*STORED DATA*
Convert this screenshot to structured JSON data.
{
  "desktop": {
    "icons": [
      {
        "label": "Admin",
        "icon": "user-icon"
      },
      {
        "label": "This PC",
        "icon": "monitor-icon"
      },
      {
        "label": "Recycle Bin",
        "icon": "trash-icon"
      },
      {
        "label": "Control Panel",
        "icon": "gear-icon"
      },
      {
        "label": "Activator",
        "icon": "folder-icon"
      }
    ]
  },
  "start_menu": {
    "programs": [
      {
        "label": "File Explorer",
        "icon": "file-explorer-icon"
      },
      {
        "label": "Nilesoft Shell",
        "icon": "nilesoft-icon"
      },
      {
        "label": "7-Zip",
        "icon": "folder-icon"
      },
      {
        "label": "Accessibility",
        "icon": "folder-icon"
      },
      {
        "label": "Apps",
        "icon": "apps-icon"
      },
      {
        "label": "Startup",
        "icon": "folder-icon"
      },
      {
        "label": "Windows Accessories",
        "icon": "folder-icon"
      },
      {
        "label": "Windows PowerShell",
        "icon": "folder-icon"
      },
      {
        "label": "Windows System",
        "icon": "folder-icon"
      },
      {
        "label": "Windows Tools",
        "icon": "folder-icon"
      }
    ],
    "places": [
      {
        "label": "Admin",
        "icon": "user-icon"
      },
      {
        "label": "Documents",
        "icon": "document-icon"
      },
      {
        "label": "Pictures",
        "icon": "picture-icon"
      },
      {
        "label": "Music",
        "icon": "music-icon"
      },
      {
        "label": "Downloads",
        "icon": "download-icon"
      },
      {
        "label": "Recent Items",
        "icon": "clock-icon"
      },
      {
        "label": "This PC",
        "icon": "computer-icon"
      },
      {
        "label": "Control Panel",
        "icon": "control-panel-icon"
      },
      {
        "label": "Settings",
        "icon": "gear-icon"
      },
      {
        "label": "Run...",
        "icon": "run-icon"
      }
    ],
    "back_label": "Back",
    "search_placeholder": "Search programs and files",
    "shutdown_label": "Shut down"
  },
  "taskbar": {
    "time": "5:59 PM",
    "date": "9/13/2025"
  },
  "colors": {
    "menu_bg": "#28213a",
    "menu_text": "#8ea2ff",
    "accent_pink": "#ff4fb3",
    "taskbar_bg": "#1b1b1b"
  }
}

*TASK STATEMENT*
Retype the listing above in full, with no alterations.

*RESPONSE TO THIS TASK*
Convert this screenshot to structured JSON data.
{
  "desktop": {
    "icons": [
      {
        "label": "Admin",
        "icon": "user-icon"
      },
      {
        "label": "This PC",
        "icon": "monitor-icon"
      },
      {
        "label": "Recycle Bin",
        "icon": "trash-icon"
      },
      {
        "label": "Control Panel",
        "icon": "gear-icon"
      },
      {
        "label": "Activator",
        "icon": "folder-icon"
      }
    ]
  },
  "start_menu": {
    "programs": [
      {
        "label": "File Explorer",
        "icon": "file-explorer-icon"
      },
      {
        "label": "Nilesoft Shell",
        "icon": "nilesoft-icon"
      },
      {
        "label": "7-Zip",
        "icon": "folder-icon"
      },
      {
        "label": "Accessibility",
        "icon": "folder-icon"
      },
      {
        "label": "Apps",
        "icon": "apps-icon"
      },
      {
        "label": "Startup",
        "icon": "folder-icon"
      },
      {
        "label": "Windows Accessories",
        "icon": "folder-icon"
      },
      {
        "label": "Windows PowerShell",
        "icon": "folder-icon"
      },
      {
        "label": "Windows System",
        "icon": "folder-icon"
      },
      {
        "label": "Windows Tools",
        "icon": "folder-icon"
      }
    ],
    "places": [
      {
        "label": "Admin",
        "icon": "user-icon"
      },
      {
        "label": "Documents",
        "icon": "document-icon"
      },
      {
        "label": "Pictures",
        "icon": "picture-icon"
      },
      {
        "label": "Music",
        "icon": "music-icon"
      },
      {
        "label": "Downloads",
        "icon": "download-icon"
      },
      {
        "label": "Recent Items",
        "icon": "clock-icon"
      },
      {
        "label": "This PC",
        "icon": "computer-icon"
      },
      {
        "label": "Control Panel",
        "icon": "control-panel-icon"
      },
      {
        "label": "Settings",
        "icon": "gear-icon"
      },
      {
        "label": "Run...",
        "icon": "run-icon"
      }
    ],
    "back_label": "Back",
    "search_placeholder": "Search programs and files",
    "shutdown_label": "Shut down"
  },
  "taskbar": {
    "time": "5:59 PM",
    "date": "9/13/2025"
  },
  "colors": {
    "menu_bg": "#28213a",
    "menu_text": "#8ea2ff",
    "accent_pink": "#ff4fb3",
    "taskbar_bg": "#1b1b1b"
  }
}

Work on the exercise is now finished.